Elizabeth Prochaska, Consultant in Child Protection Unit at Farrer & Co, has kindly permitted us to cross-post “Criminal records checks – getting it right” first published on the website of Farrer & Co in April 2017
In January, the DBS announced the results of its initial compliance inspections of registered bodies and identified inappropriate barred list checks as one of its biggest areas of concern. The DBS has been visiting registered bodies since March 2016 and checking compliance with the DBS code of practice. The inspections revealed that registered bodies are requesting barred list checks when they are not required. The DBS said: ‘This is an offence and may result in an RB receiving information they are not legally entitled to see and the applicant being inappropriately investigated for trying to work in an activity they are barred from.’
In the experience of the CPU, the problem of ‘over-compliance’ is a common one. Organisations often feel that they ought to err on the side of caution when checking staff and volunteers, but they should be aware that making a barred list check when it’s not required is unlawful. Barred lists checks are additional to an enhanced DBS check and they are only required when the person is working a role that involves ‘regulated activity’ (see the DfE guidance on what this covers).
The DBS has said that it will be circulating a questionnaire to determine registered bodies’ compliance. It will offer support to non-compliant organisations, but if they fail to improve, the DBS has the power to suspend or cancel their registration. Obtaining an unlawful barred list check can also breach the Data Protection Act and lead to action against registered bodies by the Information Commissioner. It’s important that registered bodies get it right and only apply for DBS checks when the person’s role requires it.
The rules on DBS checks are set out in the DBS code of practice and workforce guidance. These aren’t as user-friendly as they could be and we recommend using them in conjunction with the DBS eligibility checker.
This month there’s also been a development in the visa rules on overseas criminal records checks for people from outside the European Economic Area applying to work in an educational role.

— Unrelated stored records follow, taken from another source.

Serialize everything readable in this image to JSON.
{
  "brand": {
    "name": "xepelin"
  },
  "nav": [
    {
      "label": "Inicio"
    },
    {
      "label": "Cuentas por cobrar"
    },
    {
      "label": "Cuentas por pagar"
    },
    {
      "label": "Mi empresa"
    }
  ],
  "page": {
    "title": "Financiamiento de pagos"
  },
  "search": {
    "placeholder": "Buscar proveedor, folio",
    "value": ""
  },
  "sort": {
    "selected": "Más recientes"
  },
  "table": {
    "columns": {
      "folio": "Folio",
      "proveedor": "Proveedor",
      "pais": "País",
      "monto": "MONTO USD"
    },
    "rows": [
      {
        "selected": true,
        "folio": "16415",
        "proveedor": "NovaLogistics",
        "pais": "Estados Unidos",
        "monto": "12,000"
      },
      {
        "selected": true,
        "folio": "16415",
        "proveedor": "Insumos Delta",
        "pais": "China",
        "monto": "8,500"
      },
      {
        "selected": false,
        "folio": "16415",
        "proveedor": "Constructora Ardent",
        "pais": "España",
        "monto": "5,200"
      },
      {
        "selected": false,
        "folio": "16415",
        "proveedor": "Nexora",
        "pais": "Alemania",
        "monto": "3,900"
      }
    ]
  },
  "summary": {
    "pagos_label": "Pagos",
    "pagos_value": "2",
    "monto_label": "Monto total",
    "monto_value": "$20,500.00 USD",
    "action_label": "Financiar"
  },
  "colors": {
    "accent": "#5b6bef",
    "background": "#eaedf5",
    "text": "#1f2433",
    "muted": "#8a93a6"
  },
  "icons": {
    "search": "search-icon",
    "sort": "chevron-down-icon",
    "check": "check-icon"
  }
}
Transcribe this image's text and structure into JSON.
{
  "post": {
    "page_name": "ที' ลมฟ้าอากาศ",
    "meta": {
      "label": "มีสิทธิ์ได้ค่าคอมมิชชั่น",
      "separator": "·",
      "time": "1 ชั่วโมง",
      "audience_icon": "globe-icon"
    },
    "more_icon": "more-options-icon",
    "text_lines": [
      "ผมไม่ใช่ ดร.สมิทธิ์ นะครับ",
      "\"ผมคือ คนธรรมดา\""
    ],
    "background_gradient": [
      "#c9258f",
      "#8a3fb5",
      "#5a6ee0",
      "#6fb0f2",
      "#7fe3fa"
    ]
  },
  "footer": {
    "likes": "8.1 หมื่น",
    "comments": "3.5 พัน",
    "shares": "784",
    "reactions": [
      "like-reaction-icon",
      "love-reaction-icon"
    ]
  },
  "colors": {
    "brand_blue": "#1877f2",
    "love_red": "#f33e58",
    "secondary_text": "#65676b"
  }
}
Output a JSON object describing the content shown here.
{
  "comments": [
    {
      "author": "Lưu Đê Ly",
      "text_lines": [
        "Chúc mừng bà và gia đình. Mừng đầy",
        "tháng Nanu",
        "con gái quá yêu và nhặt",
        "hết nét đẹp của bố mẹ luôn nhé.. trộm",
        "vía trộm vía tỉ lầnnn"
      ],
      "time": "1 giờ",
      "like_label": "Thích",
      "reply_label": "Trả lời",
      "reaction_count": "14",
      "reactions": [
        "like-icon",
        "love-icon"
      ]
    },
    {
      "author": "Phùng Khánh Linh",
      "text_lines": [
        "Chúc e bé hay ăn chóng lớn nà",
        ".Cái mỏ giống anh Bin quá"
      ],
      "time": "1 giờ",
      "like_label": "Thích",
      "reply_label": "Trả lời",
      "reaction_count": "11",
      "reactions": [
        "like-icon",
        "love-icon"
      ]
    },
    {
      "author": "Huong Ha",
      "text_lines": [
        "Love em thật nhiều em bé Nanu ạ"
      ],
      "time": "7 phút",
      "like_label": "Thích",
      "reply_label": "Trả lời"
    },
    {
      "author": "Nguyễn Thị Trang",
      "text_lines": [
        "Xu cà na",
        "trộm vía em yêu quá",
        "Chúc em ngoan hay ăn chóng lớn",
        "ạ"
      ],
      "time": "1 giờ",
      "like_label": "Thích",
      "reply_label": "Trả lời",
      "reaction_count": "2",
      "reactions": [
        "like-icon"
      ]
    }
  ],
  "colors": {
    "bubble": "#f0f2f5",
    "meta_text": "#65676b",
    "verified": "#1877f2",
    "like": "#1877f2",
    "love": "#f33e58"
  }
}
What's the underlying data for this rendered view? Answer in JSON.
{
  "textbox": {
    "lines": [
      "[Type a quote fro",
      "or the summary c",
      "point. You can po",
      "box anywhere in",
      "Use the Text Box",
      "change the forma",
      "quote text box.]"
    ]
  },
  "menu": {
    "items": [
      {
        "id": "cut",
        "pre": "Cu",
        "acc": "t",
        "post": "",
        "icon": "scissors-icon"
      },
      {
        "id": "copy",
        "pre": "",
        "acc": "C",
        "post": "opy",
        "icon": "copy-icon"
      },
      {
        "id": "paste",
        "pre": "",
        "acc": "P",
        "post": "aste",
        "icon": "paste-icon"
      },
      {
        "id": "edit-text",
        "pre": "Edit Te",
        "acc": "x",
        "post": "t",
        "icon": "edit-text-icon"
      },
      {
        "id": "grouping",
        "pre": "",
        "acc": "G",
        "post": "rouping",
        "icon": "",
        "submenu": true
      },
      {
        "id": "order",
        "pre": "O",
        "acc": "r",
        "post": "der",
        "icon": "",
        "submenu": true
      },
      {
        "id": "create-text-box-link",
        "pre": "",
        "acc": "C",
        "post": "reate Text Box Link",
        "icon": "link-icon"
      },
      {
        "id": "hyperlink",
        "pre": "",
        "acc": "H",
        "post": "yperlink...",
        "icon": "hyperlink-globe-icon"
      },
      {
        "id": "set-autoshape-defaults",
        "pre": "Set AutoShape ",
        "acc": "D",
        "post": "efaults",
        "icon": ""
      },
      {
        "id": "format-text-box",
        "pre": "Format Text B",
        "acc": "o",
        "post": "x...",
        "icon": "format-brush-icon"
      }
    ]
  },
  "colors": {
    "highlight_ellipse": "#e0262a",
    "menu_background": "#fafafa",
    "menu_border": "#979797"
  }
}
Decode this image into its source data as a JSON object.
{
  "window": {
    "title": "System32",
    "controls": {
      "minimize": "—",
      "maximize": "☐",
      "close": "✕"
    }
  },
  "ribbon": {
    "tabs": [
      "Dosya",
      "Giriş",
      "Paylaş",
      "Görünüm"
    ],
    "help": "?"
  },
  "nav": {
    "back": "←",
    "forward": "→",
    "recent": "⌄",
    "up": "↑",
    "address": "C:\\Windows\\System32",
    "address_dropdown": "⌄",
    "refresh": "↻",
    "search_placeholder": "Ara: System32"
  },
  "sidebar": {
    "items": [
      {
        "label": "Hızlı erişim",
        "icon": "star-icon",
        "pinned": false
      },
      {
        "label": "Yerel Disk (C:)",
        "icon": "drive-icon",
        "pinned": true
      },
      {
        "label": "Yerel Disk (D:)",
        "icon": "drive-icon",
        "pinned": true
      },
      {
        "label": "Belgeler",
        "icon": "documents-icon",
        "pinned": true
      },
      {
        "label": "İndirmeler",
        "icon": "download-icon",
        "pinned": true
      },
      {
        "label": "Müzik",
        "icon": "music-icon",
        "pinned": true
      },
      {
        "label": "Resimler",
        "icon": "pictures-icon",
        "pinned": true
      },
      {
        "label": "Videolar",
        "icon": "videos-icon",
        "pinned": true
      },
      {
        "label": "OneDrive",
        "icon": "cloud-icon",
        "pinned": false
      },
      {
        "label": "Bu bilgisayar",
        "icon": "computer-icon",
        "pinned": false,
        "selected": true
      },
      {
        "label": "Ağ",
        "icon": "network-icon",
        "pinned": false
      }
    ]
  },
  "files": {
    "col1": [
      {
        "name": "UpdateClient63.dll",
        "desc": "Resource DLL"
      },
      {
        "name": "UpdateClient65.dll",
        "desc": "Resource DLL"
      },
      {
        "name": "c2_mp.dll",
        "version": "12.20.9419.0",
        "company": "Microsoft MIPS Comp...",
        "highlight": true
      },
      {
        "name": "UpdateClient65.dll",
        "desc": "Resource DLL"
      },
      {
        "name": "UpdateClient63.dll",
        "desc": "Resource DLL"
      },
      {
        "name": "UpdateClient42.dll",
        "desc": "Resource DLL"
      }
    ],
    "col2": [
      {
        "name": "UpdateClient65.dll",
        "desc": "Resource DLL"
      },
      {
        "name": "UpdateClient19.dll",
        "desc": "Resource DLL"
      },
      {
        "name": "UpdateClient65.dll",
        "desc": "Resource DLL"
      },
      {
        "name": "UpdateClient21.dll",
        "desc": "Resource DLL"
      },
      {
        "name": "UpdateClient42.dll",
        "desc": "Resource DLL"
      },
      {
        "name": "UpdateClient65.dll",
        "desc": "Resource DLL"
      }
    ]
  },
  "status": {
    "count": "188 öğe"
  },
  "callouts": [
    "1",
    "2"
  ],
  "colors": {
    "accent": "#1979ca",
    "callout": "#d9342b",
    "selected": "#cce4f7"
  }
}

The Home Office has introduced a requirement that an overseas criminal record certificate will be required from any country where the applicant for a visa has worked for 12 months or more in the 10 years prior to their application.
The new rules will assist schools to comply with their safer recruitment obligations because they should be able to use the certificate obtained in the immigration process to satisfy the requirement in Keeping Children Safe in Education (September 2016), which requires schools to “make any further checks [on individuals who have lived or worked outside the UK] they think appropriate so that any relevant events that occurred outside the UK can be considered” (Paragraph 114). However, we note that the new visa requirement only requires a check to be carried out where the person has lived abroad for more than 12 months in the last 10 years. We know that some schools have implemented the recommendation in the Davies Review into Southbank International School that schools request overseas checks for staff who have lived or worked abroad for more than 3 months since the age of 18. These schools will need to be careful that they do not solely rely on the certificates obtained for the visa and check whether the applicant has lived abroad for shorter periods.
As these developments show, DBS requirements and expectations do change and all organisations should check the DBS website regularly to ensure that their practices are compliant and up to date.
Cite this article as: Elizabeth Prochaska, “Criminal records checks – getting it right” in Law & Religion UK, 20 April 2017, http://wp.me/p2e0q6-9lE